This dialog allows you to control the look and feel of FontForge. You can control (most of) the same resources described in the X Resource page, but in (I hope) a more convenient format. Some changes will be reflected instantly, other changes require refreshing the screen, other changes require invoking a new dialog, and some changes you must save the resources and restart fontforge.
To the left of the dialog is a list of all fontforge's controls (and some other stuff). Every control is drawn within a box, and the box specifies a background, border, shape, size... Many controls have an associated font. Most controls inherit much of their design from other controls (The GGadget, which is an abstract control, is the root of the hierarchy). A particular attribute may be inherited from its parent, or it may be defined by the current control.
Other controls may depend on the current one, changes to the current control may affect those others if the attribute changed is inherited.
The top of the pane identifies the current control, and describes the parent of the current control (you may click on the "Inherits from" entry to change the pane to view that control). Often there are some examples of the control, generally an enabled and disabled version.
Beneath this are the actual data. First the data describing the box. There are a series of flags
Then come a series of colors. Different colors may be specified for enabled and disabled controls. The border has four different colors, for the brightest, mid bright, mid dark and darkest edges of the control. Where each of the border colors is used depends on the border type.
The peculiar button, , is a color button. It displays the current color in a rectangle, and, if pressed, invokes a color picker dialog.
The color picker displays a Hue/Saturation/Value color wheel. A vertical bar on the right shows the Value, the wheel shows Hue and Saturation. The original color is displayed on the bottom left. The current color on the bottom right. If the color is not fully opaque a checker board of black and white squares will be visible under the colors.

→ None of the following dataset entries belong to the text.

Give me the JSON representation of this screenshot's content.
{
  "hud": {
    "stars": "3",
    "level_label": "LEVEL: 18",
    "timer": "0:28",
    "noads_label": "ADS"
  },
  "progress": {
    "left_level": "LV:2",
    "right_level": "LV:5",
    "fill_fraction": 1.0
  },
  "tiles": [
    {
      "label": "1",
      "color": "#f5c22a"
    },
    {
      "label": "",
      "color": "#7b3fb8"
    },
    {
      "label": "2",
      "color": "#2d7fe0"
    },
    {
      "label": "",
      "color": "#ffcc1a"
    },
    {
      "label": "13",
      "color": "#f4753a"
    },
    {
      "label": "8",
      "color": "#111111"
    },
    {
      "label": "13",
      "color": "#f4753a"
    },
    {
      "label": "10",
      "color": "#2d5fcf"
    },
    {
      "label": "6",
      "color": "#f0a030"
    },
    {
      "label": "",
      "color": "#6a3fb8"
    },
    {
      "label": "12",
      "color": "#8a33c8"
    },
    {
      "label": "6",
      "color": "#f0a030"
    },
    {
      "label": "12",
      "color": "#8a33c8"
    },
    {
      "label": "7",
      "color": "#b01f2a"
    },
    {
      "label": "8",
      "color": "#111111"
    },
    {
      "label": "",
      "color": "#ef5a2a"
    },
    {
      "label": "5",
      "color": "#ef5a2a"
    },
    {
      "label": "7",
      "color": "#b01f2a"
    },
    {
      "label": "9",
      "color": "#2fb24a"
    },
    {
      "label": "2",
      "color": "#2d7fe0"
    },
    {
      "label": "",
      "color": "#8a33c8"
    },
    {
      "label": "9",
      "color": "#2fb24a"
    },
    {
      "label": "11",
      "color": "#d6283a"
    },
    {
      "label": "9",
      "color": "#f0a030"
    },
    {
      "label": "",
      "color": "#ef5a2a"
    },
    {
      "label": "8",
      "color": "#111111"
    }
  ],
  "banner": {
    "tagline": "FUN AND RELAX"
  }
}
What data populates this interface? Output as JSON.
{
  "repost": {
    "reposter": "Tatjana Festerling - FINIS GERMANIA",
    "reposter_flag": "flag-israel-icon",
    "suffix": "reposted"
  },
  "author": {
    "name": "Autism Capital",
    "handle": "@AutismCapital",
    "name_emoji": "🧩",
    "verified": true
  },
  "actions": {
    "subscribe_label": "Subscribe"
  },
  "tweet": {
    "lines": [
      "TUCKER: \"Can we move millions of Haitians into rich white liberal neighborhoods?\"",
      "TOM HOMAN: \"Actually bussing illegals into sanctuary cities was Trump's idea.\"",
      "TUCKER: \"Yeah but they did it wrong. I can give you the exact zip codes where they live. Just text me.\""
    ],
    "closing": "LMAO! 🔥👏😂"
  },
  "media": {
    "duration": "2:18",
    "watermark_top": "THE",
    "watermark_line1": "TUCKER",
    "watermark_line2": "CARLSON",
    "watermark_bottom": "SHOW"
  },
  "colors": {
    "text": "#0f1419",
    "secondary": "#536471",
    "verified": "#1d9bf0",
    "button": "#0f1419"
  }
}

Not all colors support opacities (only those drawn on the cairo canvas), and for many colors the Opacity control will be hidden (and fixed at 1.0).
Underneath the colors are ways of specifying the shape and type of the border, how wide it is, whether there is any padding between the border and the inner part of the control, and (for borders with a round-rectangle shape) the radius of the circle used to round the corners (a radius of 0 means: half the height of the control -- actually half the smaller dimension of the control).
Finally we come to the font used in the control. This is specified by a number (between 0 and 1000) specifying the weight of the font (400 is normal, 700 is bold), a point size, and a comma separated list of font family names. Changing the font will not have any obvious effect until you restart the dialog.
That specifies the standard box used to draw each control. Some controls have additional resources. The Button control above contains an additional boolean resource which (if set) will cause the text of the button to shift slightly right when the button is pressed. (This is another of those resources where you must restart the dialog to see it take effect).
If you press the [OK] button then your current resource settings will be used in subsequent dialogs created by FontForge -- but any changes you make will vanish when you exit. If you press the [Save] button then your changes will be saved to disk, and (optionally) used the next time you start fontforge.